Call For Papers Deadline: April 1, 2013
The University of Manchester
Conference Date: June 28, 2013
Historian, philosopher and literary critic Walter Benjamin wrote on fashion’s relationship to modernity, commodity fetishism, history, and memory. In his unfinished The Arcades Project, the notes for a large section on Fashion reveal Benjamin’s desire to read the medium of dress culturally, materially, historically, and through his own brand of Marxist analysis.
Roland Barthes developed a semiotic system for interpreting the discourse of fashion. Barthes’ The Fashion System, the seminal work on fashion and semiotics, suggests fashion can be understood as a language composed of codes, signs, and significations.

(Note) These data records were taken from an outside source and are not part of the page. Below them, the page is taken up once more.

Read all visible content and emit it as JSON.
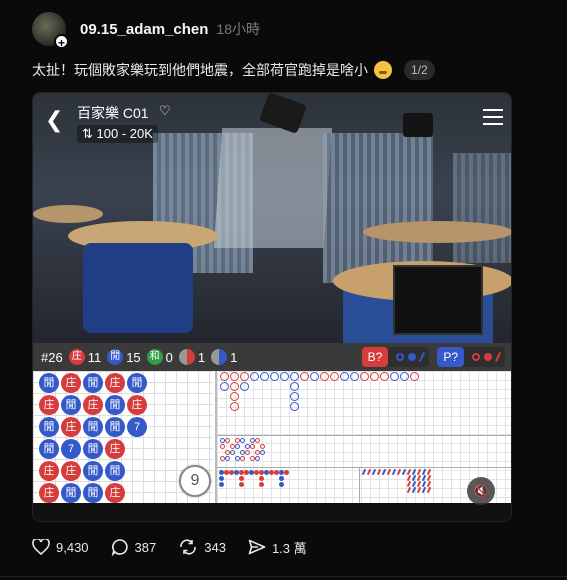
{
  "post": {
    "username": "09.15_adam_chen",
    "time": "18小時",
    "caption": "太扯！玩個敗家樂玩到他們地震，全部荷官跑掉是啥小",
    "counter": "1/2"
  },
  "video": {
    "table_name": "百家樂 C01",
    "limits": "100 - 20K",
    "round": "#26",
    "banker_label": "庄",
    "banker_count": "11",
    "player_label": "閒",
    "player_count": "15",
    "tie_label": "和",
    "tie_count": "0",
    "banker_pair_count": "1",
    "player_pair_count": "1",
    "banker_predict": "B?",
    "player_predict": "P?",
    "shoe_count": "9"
  },
  "bead_road": [
    [
      "閒",
      "庄",
      "閒",
      "庄",
      "閒"
    ],
    [
      "庄",
      "閒",
      "庄",
      "閒",
      "庄"
    ],
    [
      "閒",
      "庄",
      "閒",
      "閒",
      "7"
    ],
    [
      "閒",
      "7",
      "閒",
      "庄",
      ""
    ],
    [
      "庄",
      "庄",
      "閒",
      "閒",
      ""
    ],
    [
      "庄",
      "閒",
      "閒",
      "庄",
      ""
    ]
  ],
  "actions": {
    "likes": "9,430",
    "comments": "387",
    "reposts": "343",
    "shares": "1.3 萬"
  },
  "colors": {
    "banker": "#d63c3c",
    "player": "#3559c8",
    "tie": "#2f9e46"
  }
}
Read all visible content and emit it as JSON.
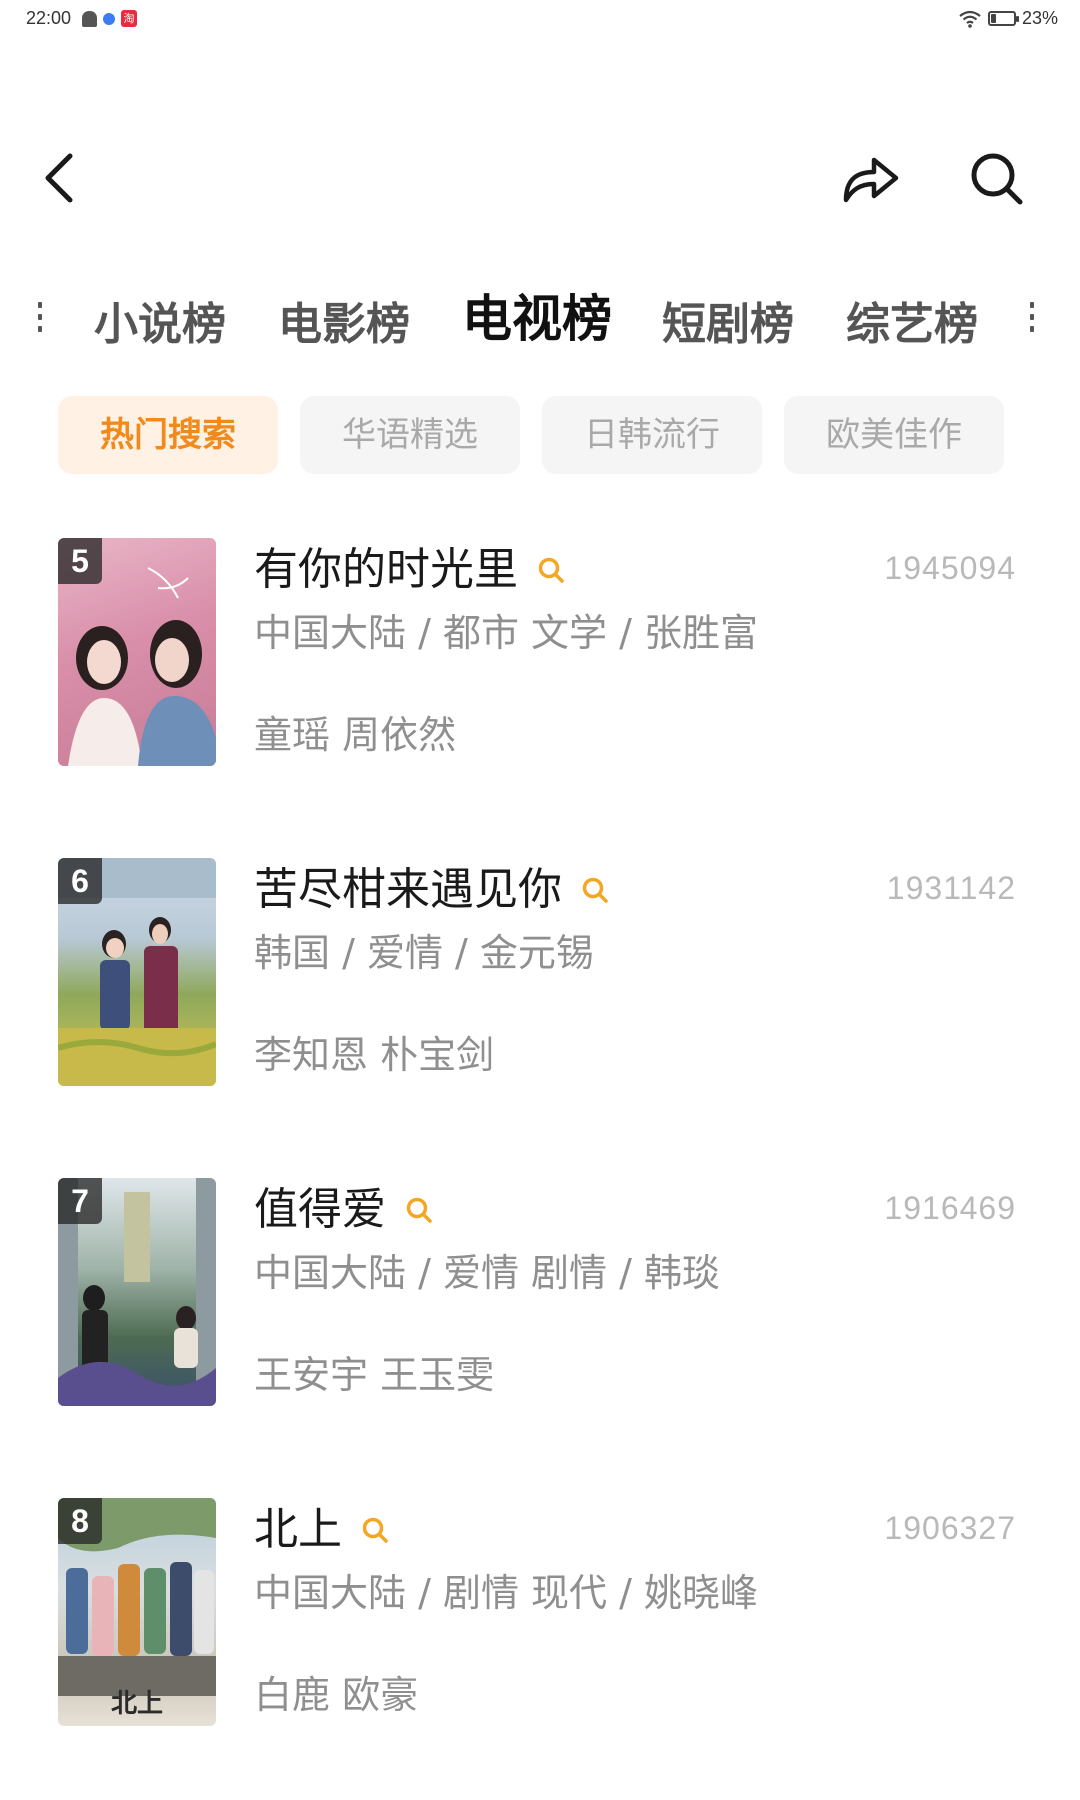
{
  "status_bar": {
    "time": "22:00",
    "battery": "23%",
    "battery_level": 0.23
  },
  "header": {
    "back_icon": "chevron-left-icon",
    "share_icon": "share-arrow-icon",
    "search_icon": "search-icon"
  },
  "category_tabs": [
    {
      "label": "小说榜",
      "active": false
    },
    {
      "label": "电影榜",
      "active": false
    },
    {
      "label": "电视榜",
      "active": true
    },
    {
      "label": "短剧榜",
      "active": false
    },
    {
      "label": "综艺榜",
      "active": false
    }
  ],
  "filter_chips": [
    {
      "label": "热门搜索",
      "active": true
    },
    {
      "label": "华语精选",
      "active": false
    },
    {
      "label": "日韩流行",
      "active": false
    },
    {
      "label": "欧美佳作",
      "active": false
    }
  ],
  "colors": {
    "accent": "#f28a1b",
    "chip_active_bg": "#fff1e3",
    "muted_text": "#8f8f8f"
  },
  "items": [
    {
      "rank": "5",
      "title": "有你的时光里",
      "count": "1945094",
      "meta": "中国大陆 / 都市 文学 / 张胜富",
      "cast": "童瑶 周依然",
      "poster_caption": ""
    },
    {
      "rank": "6",
      "title": "苦尽柑来遇见你",
      "count": "1931142",
      "meta": "韩国 / 爱情 / 金元锡",
      "cast": "李知恩 朴宝剑",
      "poster_caption": ""
    },
    {
      "rank": "7",
      "title": "值得爱",
      "count": "1916469",
      "meta": "中国大陆 / 爱情 剧情 / 韩琰",
      "cast": "王安宇 王玉雯",
      "poster_caption": ""
    },
    {
      "rank": "8",
      "title": "北上",
      "count": "1906327",
      "meta": "中国大陆 / 剧情 现代 / 姚晓峰",
      "cast": "白鹿 欧豪",
      "poster_caption": "北上"
    }
  ]
}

Both Barthes and Benjamin wrote on fashion’s relationship to temporality, memory and history, and both critically investigated the potential of dress as metaphor in literary and visual analysis. In the vein of such work as Caroline Evans’ Fashion at the Edge (2003), which utilizes Benjamin’s writing on fashion and time, and Malcolm Barnard’s
Fashion as Communication (1996), which engages with Barthesian semiology, this conference invites new critical readings of fashion that engage with Benjaminian and Barthesian theories.
For this conference we invite researchers in fashion studies, dress history, costume studies, art history, visual studies, cultural studies, history, literature or other relevant disciplines to submit papers that engage with themes of temporality/chronology, semiotics, history, memory, and the process of fashion. In addition to papers that apply Benjaminian and Barthesian theories, we also encourage papers that present critical readings of Benjamin’s and/or Barthes’ writing on fashion and clothing.
A non-exhaustive list of topics that might be addressed in relation to Barthes and Benjamin: the study of dress through literary sources; the study of history through the study of dress; fashion as an historical medium; the operational mechanism of fashion as a system; textile/photographic archives, memory and dress; fashion and temporality; fantasy and desire in historical dress; semiotics and fashion; commodity fetishism and clothing; historical and cultural readings of fashion cycles/processes; spaces of fashion/fashion productions; the operational modes and movements of fashion; the place of ‘anti-fashion’ in the fashion system; semiotic readings of
Caroline Evans is the confirmed keynote speaker.
Please email a 300 word abstract with Name, Title, and Affiliation to both organisers by 1st April 2013.
Wendy Ligon Smith firstname.lastname@example.org
Gizem Kiziltunali email@example.com